PROBLEM REQUIREMENTS | Pick out each line below containing "Meeting".
DATA RECORDS Start Marker
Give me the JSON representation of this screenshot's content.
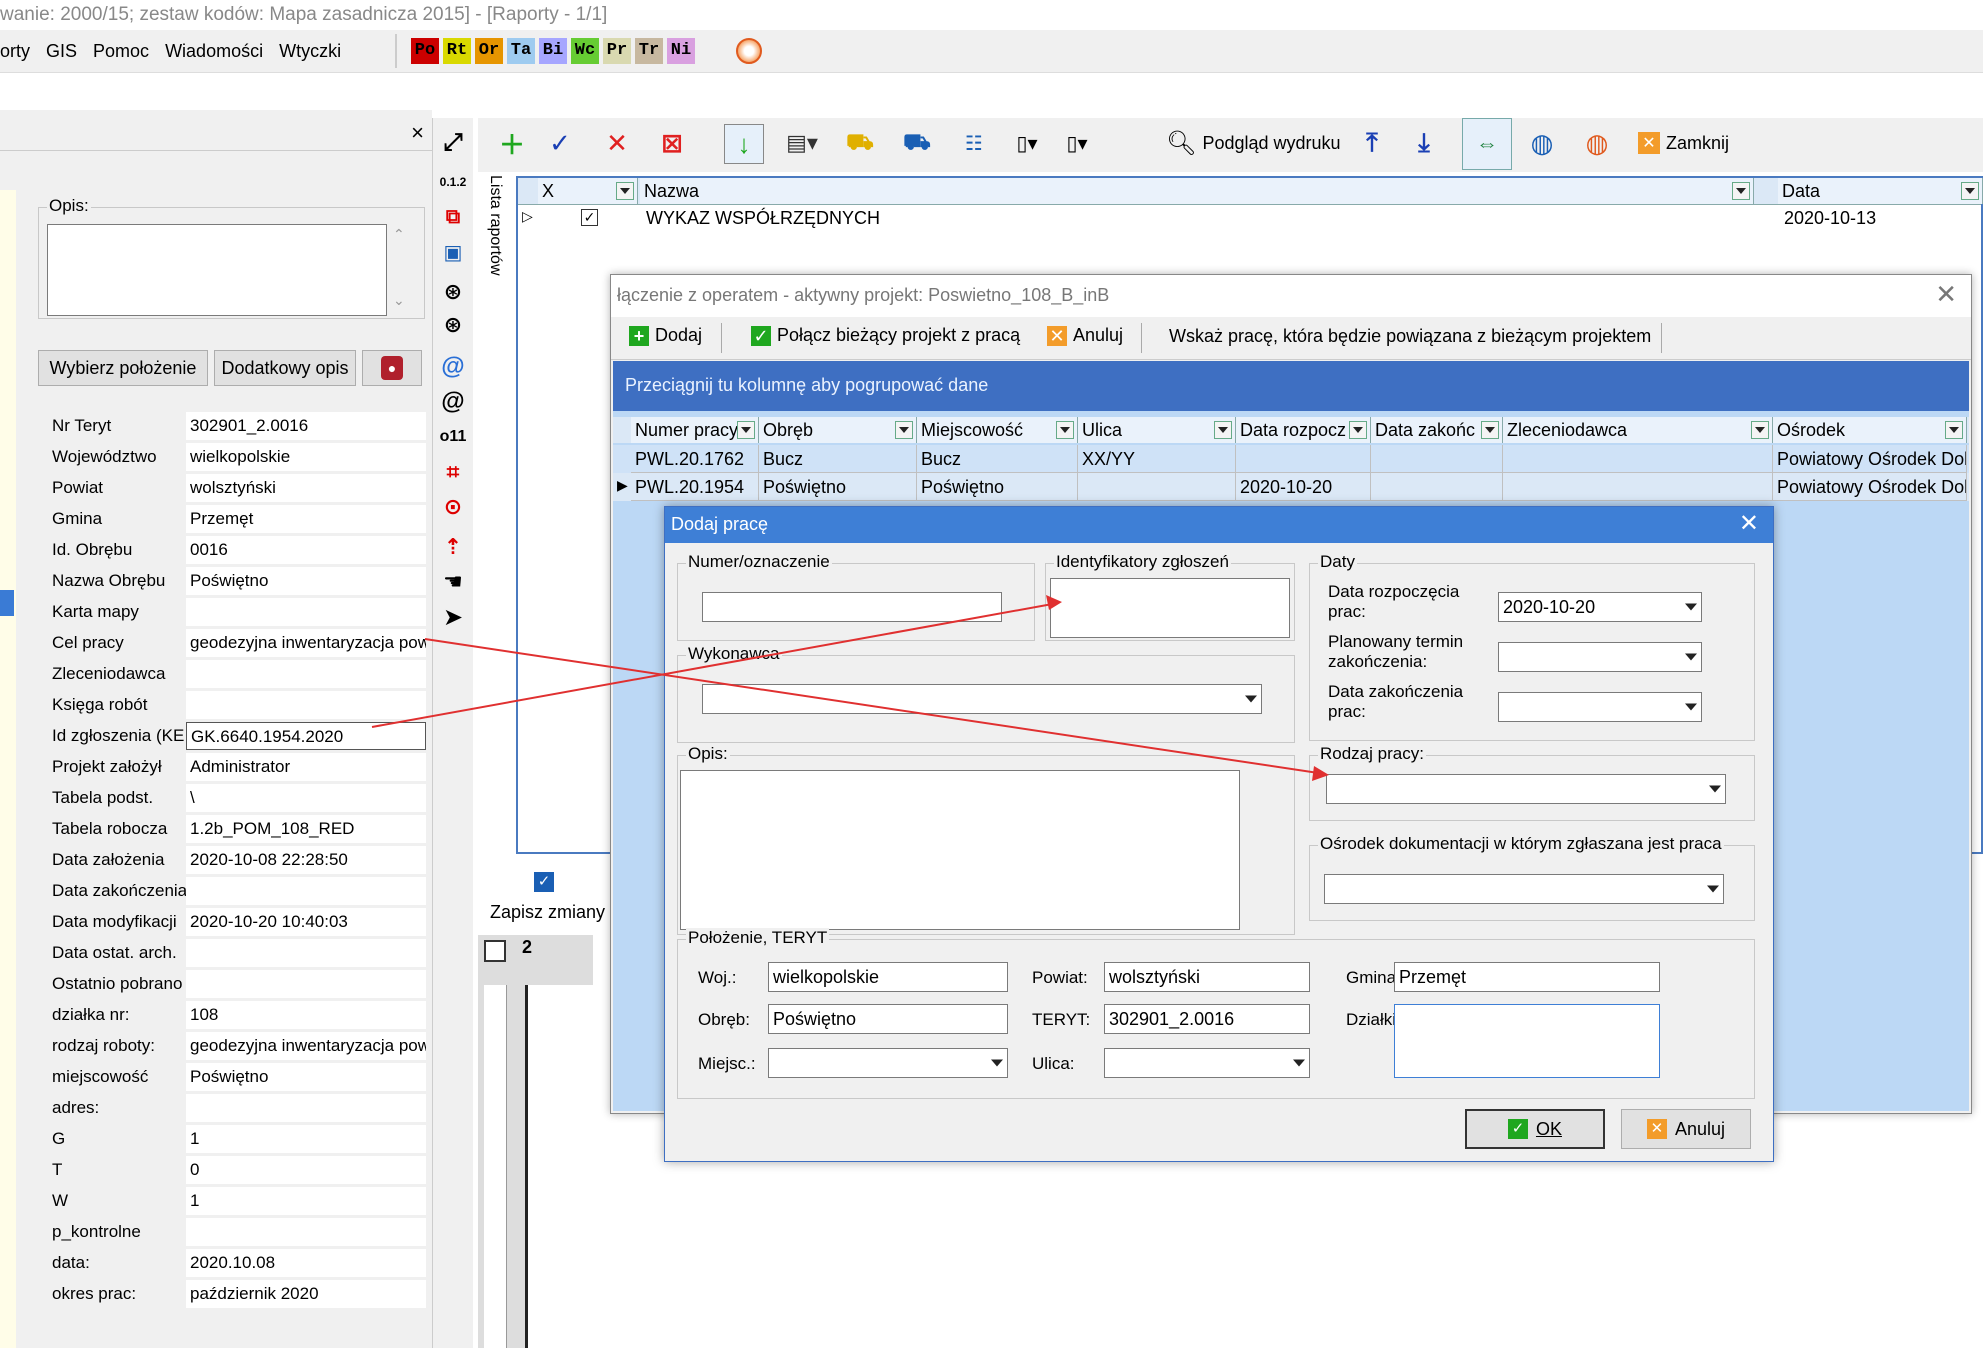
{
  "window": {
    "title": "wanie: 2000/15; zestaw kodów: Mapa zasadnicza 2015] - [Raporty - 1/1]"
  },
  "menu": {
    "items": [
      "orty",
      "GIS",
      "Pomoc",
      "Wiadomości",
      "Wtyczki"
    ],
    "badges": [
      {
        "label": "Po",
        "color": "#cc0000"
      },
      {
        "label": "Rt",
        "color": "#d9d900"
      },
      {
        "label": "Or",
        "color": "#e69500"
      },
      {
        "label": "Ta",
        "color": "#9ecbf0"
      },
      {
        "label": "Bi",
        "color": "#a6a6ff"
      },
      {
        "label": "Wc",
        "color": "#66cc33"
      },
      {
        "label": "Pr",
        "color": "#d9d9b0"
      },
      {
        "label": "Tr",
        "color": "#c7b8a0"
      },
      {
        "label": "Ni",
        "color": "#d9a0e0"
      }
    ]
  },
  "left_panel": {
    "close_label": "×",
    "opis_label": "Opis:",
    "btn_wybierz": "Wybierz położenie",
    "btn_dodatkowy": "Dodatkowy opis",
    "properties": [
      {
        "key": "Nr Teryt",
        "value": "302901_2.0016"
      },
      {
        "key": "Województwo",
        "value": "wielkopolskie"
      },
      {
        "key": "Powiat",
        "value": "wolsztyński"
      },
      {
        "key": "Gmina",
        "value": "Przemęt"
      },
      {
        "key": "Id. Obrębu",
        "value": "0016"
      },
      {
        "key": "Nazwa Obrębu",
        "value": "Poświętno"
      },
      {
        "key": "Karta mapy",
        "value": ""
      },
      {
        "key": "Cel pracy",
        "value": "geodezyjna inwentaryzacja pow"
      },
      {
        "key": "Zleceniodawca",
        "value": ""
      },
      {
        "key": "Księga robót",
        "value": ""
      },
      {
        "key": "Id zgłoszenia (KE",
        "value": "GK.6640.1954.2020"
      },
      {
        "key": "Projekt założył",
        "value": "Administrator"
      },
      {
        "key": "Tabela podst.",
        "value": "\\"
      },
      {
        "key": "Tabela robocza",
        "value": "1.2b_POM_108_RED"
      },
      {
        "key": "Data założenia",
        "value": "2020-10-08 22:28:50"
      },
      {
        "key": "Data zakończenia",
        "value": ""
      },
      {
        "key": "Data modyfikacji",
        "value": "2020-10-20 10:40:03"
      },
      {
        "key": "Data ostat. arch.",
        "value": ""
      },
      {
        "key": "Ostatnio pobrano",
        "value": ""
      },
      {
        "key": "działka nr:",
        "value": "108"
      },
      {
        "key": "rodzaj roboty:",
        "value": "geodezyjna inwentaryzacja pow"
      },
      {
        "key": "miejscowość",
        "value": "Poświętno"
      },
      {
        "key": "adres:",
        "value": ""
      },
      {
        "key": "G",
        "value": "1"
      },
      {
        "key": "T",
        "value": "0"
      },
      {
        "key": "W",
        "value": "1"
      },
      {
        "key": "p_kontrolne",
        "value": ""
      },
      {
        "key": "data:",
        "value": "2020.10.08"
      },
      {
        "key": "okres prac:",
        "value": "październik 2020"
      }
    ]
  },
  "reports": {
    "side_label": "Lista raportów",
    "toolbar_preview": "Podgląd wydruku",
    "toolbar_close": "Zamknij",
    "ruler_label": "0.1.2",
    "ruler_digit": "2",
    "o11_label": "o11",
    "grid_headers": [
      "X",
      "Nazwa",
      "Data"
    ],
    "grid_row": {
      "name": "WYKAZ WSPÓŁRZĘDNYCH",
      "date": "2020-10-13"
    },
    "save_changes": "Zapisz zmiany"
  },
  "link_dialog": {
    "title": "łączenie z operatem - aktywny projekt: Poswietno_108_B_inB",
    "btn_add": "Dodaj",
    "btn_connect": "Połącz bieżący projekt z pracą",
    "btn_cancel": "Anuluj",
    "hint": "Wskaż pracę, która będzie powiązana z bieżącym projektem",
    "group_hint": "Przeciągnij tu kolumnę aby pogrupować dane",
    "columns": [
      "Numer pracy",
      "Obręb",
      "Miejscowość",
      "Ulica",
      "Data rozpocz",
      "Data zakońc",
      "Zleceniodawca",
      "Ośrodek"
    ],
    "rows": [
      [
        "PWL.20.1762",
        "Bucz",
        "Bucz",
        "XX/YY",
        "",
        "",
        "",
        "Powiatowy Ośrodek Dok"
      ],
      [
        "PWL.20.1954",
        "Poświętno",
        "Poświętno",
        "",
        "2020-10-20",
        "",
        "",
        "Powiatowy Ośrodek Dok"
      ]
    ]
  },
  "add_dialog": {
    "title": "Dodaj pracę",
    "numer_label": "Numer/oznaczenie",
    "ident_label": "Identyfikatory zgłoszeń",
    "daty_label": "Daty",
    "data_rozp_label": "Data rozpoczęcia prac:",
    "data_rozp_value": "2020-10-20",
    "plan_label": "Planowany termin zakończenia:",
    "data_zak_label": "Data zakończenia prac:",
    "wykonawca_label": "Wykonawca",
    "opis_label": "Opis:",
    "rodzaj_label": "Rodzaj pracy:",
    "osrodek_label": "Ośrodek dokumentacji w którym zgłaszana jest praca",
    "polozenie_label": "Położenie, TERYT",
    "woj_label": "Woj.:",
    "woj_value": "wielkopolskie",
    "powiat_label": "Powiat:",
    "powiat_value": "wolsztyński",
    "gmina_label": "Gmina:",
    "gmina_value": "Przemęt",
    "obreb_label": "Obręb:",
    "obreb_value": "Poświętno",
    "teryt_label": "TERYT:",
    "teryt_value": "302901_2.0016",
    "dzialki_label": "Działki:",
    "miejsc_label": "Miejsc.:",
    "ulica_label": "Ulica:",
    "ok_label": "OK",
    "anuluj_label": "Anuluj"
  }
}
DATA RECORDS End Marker
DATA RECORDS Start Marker
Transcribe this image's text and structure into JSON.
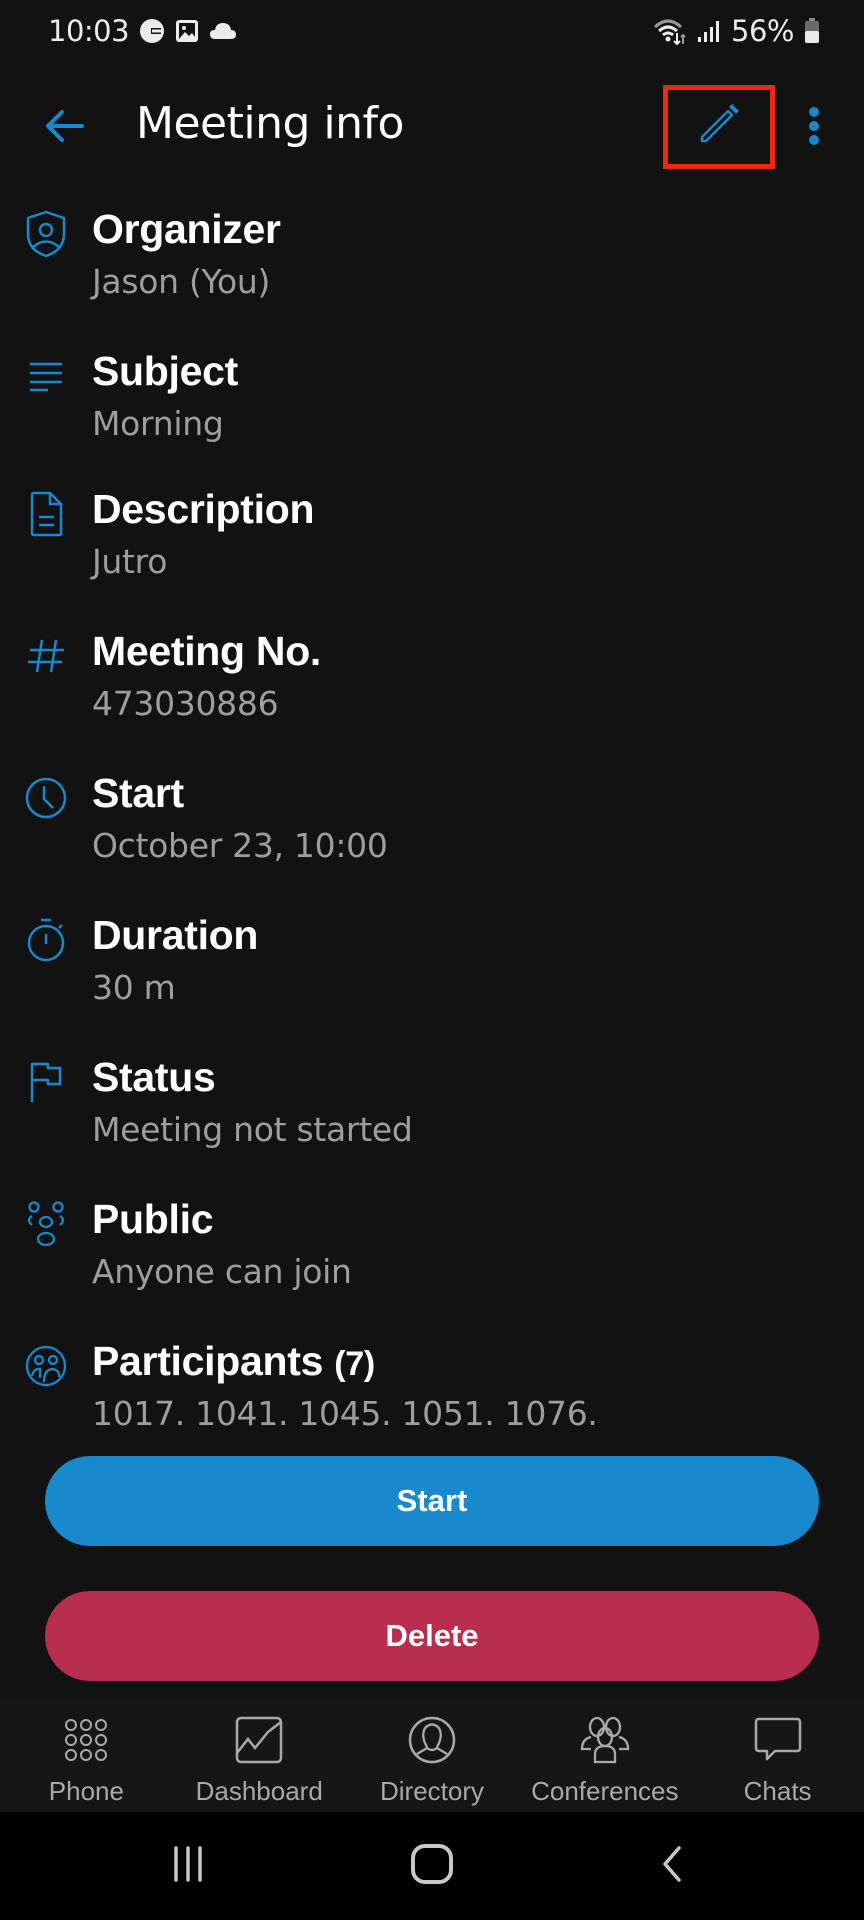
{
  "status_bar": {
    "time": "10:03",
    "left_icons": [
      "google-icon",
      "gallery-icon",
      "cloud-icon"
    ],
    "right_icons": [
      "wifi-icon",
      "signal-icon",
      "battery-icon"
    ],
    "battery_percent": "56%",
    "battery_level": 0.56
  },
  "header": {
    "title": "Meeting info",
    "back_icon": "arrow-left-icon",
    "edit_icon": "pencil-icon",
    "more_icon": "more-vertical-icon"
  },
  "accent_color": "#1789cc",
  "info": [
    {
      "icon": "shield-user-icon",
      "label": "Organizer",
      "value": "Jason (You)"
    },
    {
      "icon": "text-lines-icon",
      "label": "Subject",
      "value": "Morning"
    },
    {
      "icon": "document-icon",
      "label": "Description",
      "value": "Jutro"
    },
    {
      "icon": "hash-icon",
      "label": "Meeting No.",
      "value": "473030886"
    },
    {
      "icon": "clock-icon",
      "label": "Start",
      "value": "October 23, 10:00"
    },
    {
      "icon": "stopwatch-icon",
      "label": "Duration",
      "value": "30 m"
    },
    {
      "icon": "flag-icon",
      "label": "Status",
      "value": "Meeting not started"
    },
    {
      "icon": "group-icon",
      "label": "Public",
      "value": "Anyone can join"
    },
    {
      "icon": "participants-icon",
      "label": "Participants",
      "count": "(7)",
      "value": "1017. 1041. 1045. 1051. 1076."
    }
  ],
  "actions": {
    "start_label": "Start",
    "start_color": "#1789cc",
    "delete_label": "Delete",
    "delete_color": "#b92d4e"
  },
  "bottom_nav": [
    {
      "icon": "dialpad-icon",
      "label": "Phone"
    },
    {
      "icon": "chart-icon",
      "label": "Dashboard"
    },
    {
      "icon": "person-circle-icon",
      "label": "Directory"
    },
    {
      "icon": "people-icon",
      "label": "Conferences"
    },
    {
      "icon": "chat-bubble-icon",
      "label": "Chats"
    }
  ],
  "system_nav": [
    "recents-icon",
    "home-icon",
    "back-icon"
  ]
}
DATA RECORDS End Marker
RESULT |
    "title": "Meeting info",
      "label": "Meeting No.",
      "value": "Meeting not started"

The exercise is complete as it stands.